App and web page records
= Beginning of Section =
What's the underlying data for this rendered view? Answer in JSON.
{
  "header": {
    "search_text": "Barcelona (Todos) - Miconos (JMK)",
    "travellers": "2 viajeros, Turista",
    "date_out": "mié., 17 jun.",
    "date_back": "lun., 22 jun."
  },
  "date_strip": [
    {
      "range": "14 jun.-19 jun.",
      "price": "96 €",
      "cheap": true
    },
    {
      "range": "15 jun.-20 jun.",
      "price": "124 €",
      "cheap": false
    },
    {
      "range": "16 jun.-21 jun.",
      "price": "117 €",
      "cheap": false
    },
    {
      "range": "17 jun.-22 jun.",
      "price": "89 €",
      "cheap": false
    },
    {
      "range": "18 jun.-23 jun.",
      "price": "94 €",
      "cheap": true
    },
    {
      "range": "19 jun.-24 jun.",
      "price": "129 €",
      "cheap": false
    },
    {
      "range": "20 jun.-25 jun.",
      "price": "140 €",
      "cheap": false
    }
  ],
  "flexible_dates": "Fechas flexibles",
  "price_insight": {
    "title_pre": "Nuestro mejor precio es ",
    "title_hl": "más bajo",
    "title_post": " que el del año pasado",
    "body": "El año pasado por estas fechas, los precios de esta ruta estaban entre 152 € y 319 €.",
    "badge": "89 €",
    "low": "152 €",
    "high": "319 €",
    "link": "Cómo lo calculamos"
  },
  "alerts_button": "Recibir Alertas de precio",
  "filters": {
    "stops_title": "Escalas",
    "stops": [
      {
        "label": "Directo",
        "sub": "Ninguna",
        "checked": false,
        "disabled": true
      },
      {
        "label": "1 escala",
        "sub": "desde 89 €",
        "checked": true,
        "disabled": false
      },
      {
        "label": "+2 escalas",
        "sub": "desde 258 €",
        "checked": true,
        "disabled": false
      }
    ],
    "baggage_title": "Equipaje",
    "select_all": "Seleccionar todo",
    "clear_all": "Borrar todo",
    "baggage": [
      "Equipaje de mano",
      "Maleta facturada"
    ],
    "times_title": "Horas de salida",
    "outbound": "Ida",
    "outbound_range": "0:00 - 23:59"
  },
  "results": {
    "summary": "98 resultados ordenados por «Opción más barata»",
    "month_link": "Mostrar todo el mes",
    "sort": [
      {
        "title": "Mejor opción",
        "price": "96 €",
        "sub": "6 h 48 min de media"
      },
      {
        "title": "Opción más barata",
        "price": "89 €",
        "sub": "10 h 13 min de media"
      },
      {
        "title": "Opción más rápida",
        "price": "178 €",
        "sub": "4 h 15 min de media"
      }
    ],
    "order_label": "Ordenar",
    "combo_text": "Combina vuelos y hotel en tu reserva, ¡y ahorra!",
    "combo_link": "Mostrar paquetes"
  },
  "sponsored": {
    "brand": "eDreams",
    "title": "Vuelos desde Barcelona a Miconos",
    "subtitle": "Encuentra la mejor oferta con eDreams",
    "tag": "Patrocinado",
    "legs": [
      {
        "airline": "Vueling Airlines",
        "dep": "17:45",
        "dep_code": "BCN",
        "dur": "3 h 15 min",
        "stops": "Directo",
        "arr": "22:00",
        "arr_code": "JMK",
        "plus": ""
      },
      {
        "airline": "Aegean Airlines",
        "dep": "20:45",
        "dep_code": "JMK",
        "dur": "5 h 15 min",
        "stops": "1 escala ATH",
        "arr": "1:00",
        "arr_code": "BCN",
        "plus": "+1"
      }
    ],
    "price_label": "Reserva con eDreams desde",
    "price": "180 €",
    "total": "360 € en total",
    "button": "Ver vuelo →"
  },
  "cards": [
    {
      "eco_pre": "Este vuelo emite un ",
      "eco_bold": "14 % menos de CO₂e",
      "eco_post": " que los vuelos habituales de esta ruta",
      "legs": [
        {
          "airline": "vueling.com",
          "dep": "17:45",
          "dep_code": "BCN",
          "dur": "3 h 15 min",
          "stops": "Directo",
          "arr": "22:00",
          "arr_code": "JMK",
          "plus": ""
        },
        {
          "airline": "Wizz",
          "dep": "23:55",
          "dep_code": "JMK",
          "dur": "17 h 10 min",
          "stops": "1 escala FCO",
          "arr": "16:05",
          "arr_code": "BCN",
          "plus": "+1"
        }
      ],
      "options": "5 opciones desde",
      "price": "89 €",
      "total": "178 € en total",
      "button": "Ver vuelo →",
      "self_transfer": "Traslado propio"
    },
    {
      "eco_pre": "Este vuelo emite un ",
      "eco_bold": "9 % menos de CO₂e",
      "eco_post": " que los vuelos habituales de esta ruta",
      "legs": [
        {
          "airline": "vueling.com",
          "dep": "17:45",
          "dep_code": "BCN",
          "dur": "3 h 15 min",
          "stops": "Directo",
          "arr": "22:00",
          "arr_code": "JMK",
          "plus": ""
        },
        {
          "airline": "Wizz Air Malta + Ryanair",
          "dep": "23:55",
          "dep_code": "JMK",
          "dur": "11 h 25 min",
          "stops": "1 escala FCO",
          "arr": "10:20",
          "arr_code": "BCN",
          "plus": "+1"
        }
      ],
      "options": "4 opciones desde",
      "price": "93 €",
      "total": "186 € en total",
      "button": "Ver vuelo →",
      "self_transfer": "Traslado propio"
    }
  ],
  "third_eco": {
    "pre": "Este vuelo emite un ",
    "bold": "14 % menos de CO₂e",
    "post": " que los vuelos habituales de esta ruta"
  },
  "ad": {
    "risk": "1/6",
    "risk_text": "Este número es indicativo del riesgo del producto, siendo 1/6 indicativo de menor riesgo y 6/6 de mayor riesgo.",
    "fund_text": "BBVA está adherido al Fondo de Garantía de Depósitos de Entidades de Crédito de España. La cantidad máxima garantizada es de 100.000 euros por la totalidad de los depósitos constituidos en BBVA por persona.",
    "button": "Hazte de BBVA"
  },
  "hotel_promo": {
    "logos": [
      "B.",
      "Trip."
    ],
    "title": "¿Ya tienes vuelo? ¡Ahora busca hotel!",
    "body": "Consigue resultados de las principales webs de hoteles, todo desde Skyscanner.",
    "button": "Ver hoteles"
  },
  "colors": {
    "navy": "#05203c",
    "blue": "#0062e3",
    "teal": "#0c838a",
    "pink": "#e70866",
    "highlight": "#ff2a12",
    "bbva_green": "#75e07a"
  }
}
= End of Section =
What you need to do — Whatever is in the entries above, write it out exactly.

Task answer —
What's the underlying data for this rendered view? Answer in JSON.
{
  "header": {
    "search_text": "Barcelona (Todos) - Miconos (JMK)",
    "travellers": "2 viajeros, Turista",
    "date_out": "mié., 17 jun.",
    "date_back": "lun., 22 jun."
  },
  "date_strip": [
    {
      "range": "14 jun.-19 jun.",
      "price": "96 €",
      "cheap": true
    },
    {
      "range": "15 jun.-20 jun.",
      "price": "124 €",
      "cheap": false
    },
    {
      "range": "16 jun.-21 jun.",
      "price": "117 €",
      "cheap": false
    },
    {
      "range": "17 jun.-22 jun.",
      "price": "89 €",
      "cheap": false
    },
    {
      "range": "18 jun.-23 jun.",
      "price": "94 €",
      "cheap": true
    },
    {
      "range": "19 jun.-24 jun.",
      "price": "129 €",
      "cheap": false
    },
    {
      "range": "20 jun.-25 jun.",
      "price": "140 €",
      "cheap": false
    }
  ],
  "flexible_dates": "Fechas flexibles",
  "price_insight": {
    "title_pre": "Nuestro mejor precio es ",
    "title_hl": "más bajo",
    "title_post": " que el del año pasado",
    "body": "El año pasado por estas fechas, los precios de esta ruta estaban entre 152 € y 319 €.",
    "badge": "89 €",
    "low": "152 €",
    "high": "319 €",
    "link": "Cómo lo calculamos"
  },
  "alerts_button": "Recibir Alertas de precio",
  "filters": {
    "stops_title": "Escalas",
    "stops": [
      {
        "label": "Directo",
        "sub": "Ninguna",
        "checked": false,
        "disabled": true
      },
      {
        "label": "1 escala",
        "sub": "desde 89 €",
        "checked": true,
        "disabled": false
      },
      {
        "label": "+2 escalas",
        "sub": "desde 258 €",
        "checked": true,
        "disabled": false
      }
    ],
    "baggage_title": "Equipaje",
    "select_all": "Seleccionar todo",
    "clear_all": "Borrar todo",
    "baggage": [
      "Equipaje de mano",
      "Maleta facturada"
    ],
    "times_title": "Horas de salida",
    "outbound": "Ida",
    "outbound_range": "0:00 - 23:59"
  },
  "results": {
    "summary": "98 resultados ordenados por «Opción más barata»",
    "month_link": "Mostrar todo el mes",
    "sort": [
      {
        "title": "Mejor opción",
        "price": "96 €",
        "sub": "6 h 48 min de media"
      },
      {
        "title": "Opción más barata",
        "price": "89 €",
        "sub": "10 h 13 min de media"
      },
      {
        "title": "Opción más rápida",
        "price": "178 €",
        "sub": "4 h 15 min de media"
      }
    ],
    "order_label": "Ordenar",
    "combo_text": "Combina vuelos y hotel en tu reserva, ¡y ahorra!",
    "combo_link": "Mostrar paquetes"
  },
  "sponsored": {
    "brand": "eDreams",
    "title": "Vuelos desde Barcelona a Miconos",
    "subtitle": "Encuentra la mejor oferta con eDreams",
    "tag": "Patrocinado",
    "legs": [
      {
        "airline": "Vueling Airlines",
        "dep": "17:45",
        "dep_code": "BCN",
        "dur": "3 h 15 min",
        "stops": "Directo",
        "arr": "22:00",
        "arr_code": "JMK",
        "plus": ""
      },
      {
        "airline": "Aegean Airlines",
        "dep": "20:45",
        "dep_code": "JMK",
        "dur": "5 h 15 min",
        "stops": "1 escala ATH",
        "arr": "1:00",
        "arr_code": "BCN",
        "plus": "+1"
      }
    ],
    "price_label": "Reserva con eDreams desde",
    "price": "180 €",
    "total": "360 € en total",
    "button": "Ver vuelo →"
  },
  "cards": [
    {
      "eco_pre": "Este vuelo emite un ",
      "eco_bold": "14 % menos de CO₂e",
      "eco_post": " que los vuelos habituales de esta ruta",
      "legs": [
        {
          "airline": "vueling.com",
          "dep": "17:45",
          "dep_code": "BCN",
          "dur": "3 h 15 min",
          "stops": "Directo",
          "arr": "22:00",
          "arr_code": "JMK",
          "plus": ""
        },
        {
          "airline": "Wizz",
          "dep": "23:55",
          "dep_code": "JMK",
          "dur": "17 h 10 min",
          "stops": "1 escala FCO",
          "arr": "16:05",
          "arr_code": "BCN",
          "plus": "+1"
        }
      ],
      "options": "5 opciones desde",
      "price": "89 €",
      "total": "178 € en total",
      "button": "Ver vuelo →",
      "self_transfer": "Traslado propio"
    },
    {
      "eco_pre": "Este vuelo emite un ",
      "eco_bold": "9 % menos de CO₂e",
      "eco_post": " que los vuelos habituales de esta ruta",
      "legs": [
        {
          "airline": "vueling.com",
          "dep": "17:45",
          "dep_code": "BCN",
          "dur": "3 h 15 min",
          "stops": "Directo",
          "arr": "22:00",
          "arr_code": "JMK",
          "plus": ""
        },
        {
          "airline": "Wizz Air Malta + Ryanair",
          "dep": "23:55",
          "dep_code": "JMK",
          "dur": "11 h 25 min",
          "stops": "1 escala FCO",
          "arr": "10:20",
          "arr_code": "BCN",
          "plus": "+1"
        }
      ],
      "options": "4 opciones desde",
      "price": "93 €",
      "total": "186 € en total",
      "button": "Ver vuelo →",
      "self_transfer": "Traslado propio"
    }
  ],
  "third_eco": {
    "pre": "Este vuelo emite un ",
    "bold": "14 % menos de CO₂e",
    "post": " que los vuelos habituales de esta ruta"
  },
  "ad": {
    "risk": "1/6",
    "risk_text": "Este número es indicativo del riesgo del producto, siendo 1/6 indicativo de menor riesgo y 6/6 de mayor riesgo.",
    "fund_text": "BBVA está adherido al Fondo de Garantía de Depósitos de Entidades de Crédito de España. La cantidad máxima garantizada es de 100.000 euros por la totalidad de los depósitos constituidos en BBVA por persona.",
    "button": "Hazte de BBVA"
  },
  "hotel_promo": {
    "logos": [
      "B.",
      "Trip."
    ],
    "title": "¿Ya tienes vuelo? ¡Ahora busca hotel!",
    "body": "Consigue resultados de las principales webs de hoteles, todo desde Skyscanner.",
    "button": "Ver hoteles"
  },
  "colors": {
    "navy": "#05203c",
    "blue": "#0062e3",
    "teal": "#0c838a",
    "pink": "#e70866",
    "highlight": "#ff2a12",
    "bbva_green": "#75e07a"
  }
}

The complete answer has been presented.